Trauma Informed Practice: Generating a Safe Space for Clients and Practitioners Alike
Family Life’s core business has always involved working with traumatised children, families and communities. Family Life places Trauma Informed Practice (TIP) at the core of our organisational strategy. TIP, which focuses on the implications of trauma on the individual, those around them and the systems and services with which they come into contact, is central to our activities as well as our core principles and values. Our commitment to TIP has transformed our service delivery across all levels of the organisation.
What is Trauma Informed Practice?
Trauma Informed Practice (TIP) is founded on five principles – safety, trustworthiness, choice, collaboration and empowerment. A trauma informed “lens” generates an understanding of trauma and its effects on the individual and the systems around them, and this information guides our response. A trauma informed approach assists us to address the challenges faced by people who have experienced trauma by prioritising strength building, skill acquisition and access to positive relationships and community over symptom management.
To be truly effective, successful application of TIP calls for a cultural and philosophical shift that goes beyond the practitioner-client relationship and permeates all areas of a service or organisation.
Family Life’s Journey with TIP
As an advocate for outcome-based, innovative practice, Family Life has always been committed to exploring the benefits of TIP. In 2014 Family Life was introduced to Dr Bruce Perry’s Neurosequential Model of Therapeutics (NMT), an evidence based approach to working with traumatised children in a trauma informed way. In 2016, Family Life embarked on official NMT certification, transforming not only our service delivery but our culture and operational landscape as well.
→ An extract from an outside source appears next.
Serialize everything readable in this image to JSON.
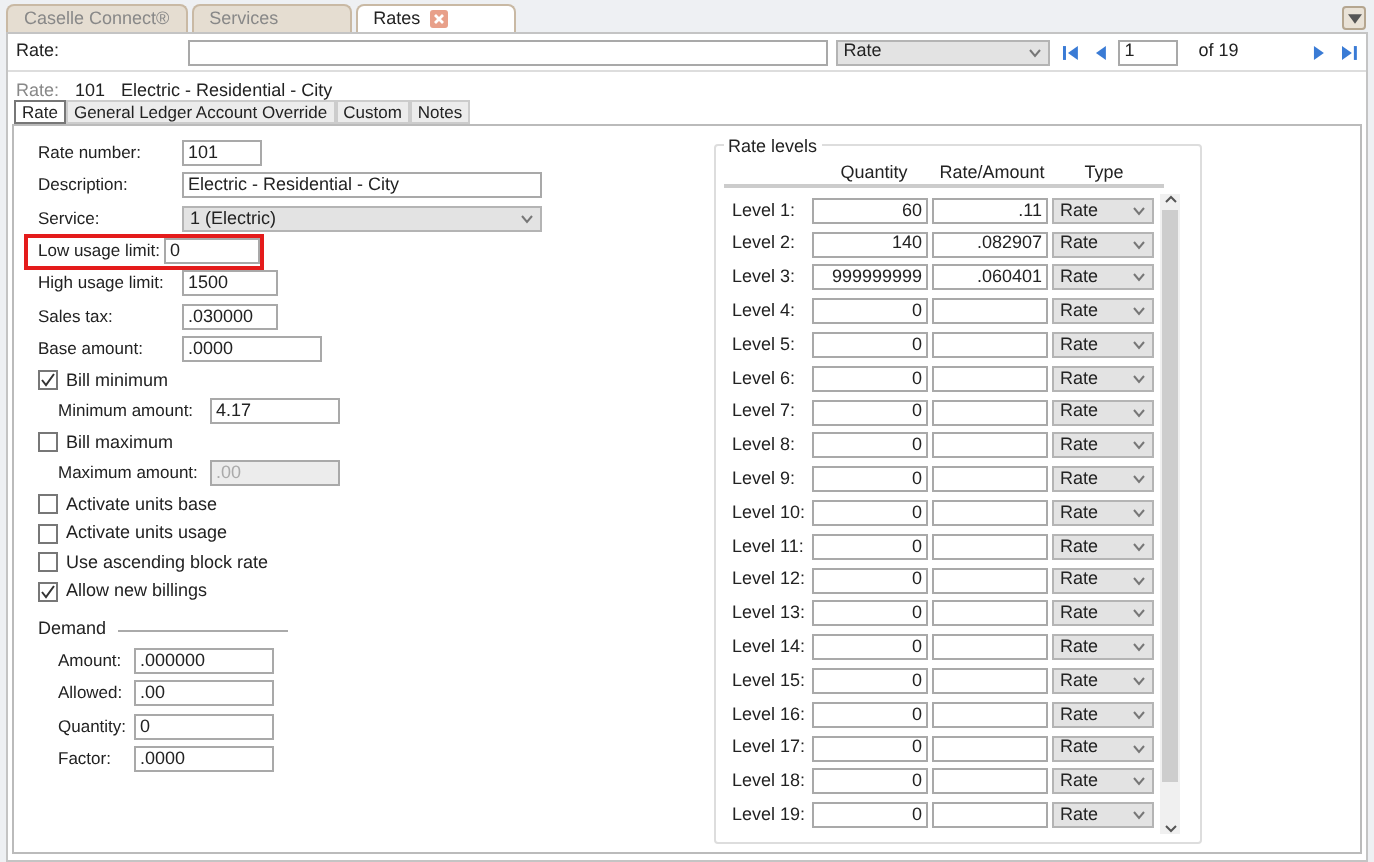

By embedding trauma informed practice to all facets of the organisation – from the executive board to client-facing staff – we have successfully generated an organisation-wide understanding of trauma, leading to a top-down culture of safety and support that is not only physically safe but culturally and emotionally safe as well.
As a key tenet of TIP, safety – and the climate it creates – is transformational. At the practitioner level, a safe environment leads to client empowerment and development whilst at the organisational level, it is a launchpad for innovation and growth and has been fundamental in guiding Family Life’s annual strategy.
Trauma Informed Practice and a Commitment to Organisational Training
At Family Life, the application of TIP principles fosters a ‘dream big’ philosophy and generates a space in which people feel comfortable to share ideas and dare to be innovative, bold and inclusive.
TIP has similarly shaped Family Life’s approach to organisational training. Exploring systematically strengths, weaknesses and gaps in training has created a model that guarantees all staff members a professional development plan that aligns individual training requirements with Family Life’s big-picture goals.
This commitment to knowledge enhancement across the board leads to the exposure of new concepts and ideas. Dr Bruce Perry’s Neurosequential Model of Therapeutics (NMT) in particular, which explores the impact of trauma on the developing brain of a child, has shaped much of Family Life’s subsequent programmes, such as Hopscotch and Strength 2 Strength.
Hopscotch uses world-leading research on brain development to guide Family Life’s response to children and families. It delivers individualised services for parents in need of support to recover from trauma and neglect and also strengthens existing models of child protection through a holistic understanding of trauma and its wide-reaching effects.
As a strength-based model, it focuses on strengthening the family’s capacity for recovery and consciously incorporates tried-and-tested resources that have a history of success.
Strength 2 Strength
Strength 2 Strength was developed to offer trauma-informed therapeutic services to women and children exposed to family violence. Applying NMT principles, our practitioners design interventions that address the unique effects of trauma on clients and their communities.
Tools in the Strength 2 Strength repertoire include Children’s Occupational Therapy, Family Therapy, Women’s and Children’s Psychology, Sexual Assault Counselling and social work support throughout the therapy process.
Family Life’s incorporation of TIP principles into the heart of the organisation has had an undeniable effect on its culture and strategy. In turn, this confirms Family Life’s position as a knowledge and innovation expert in community services and has enhanced the way in which we are able to generate lasting positive change within the communities it supports.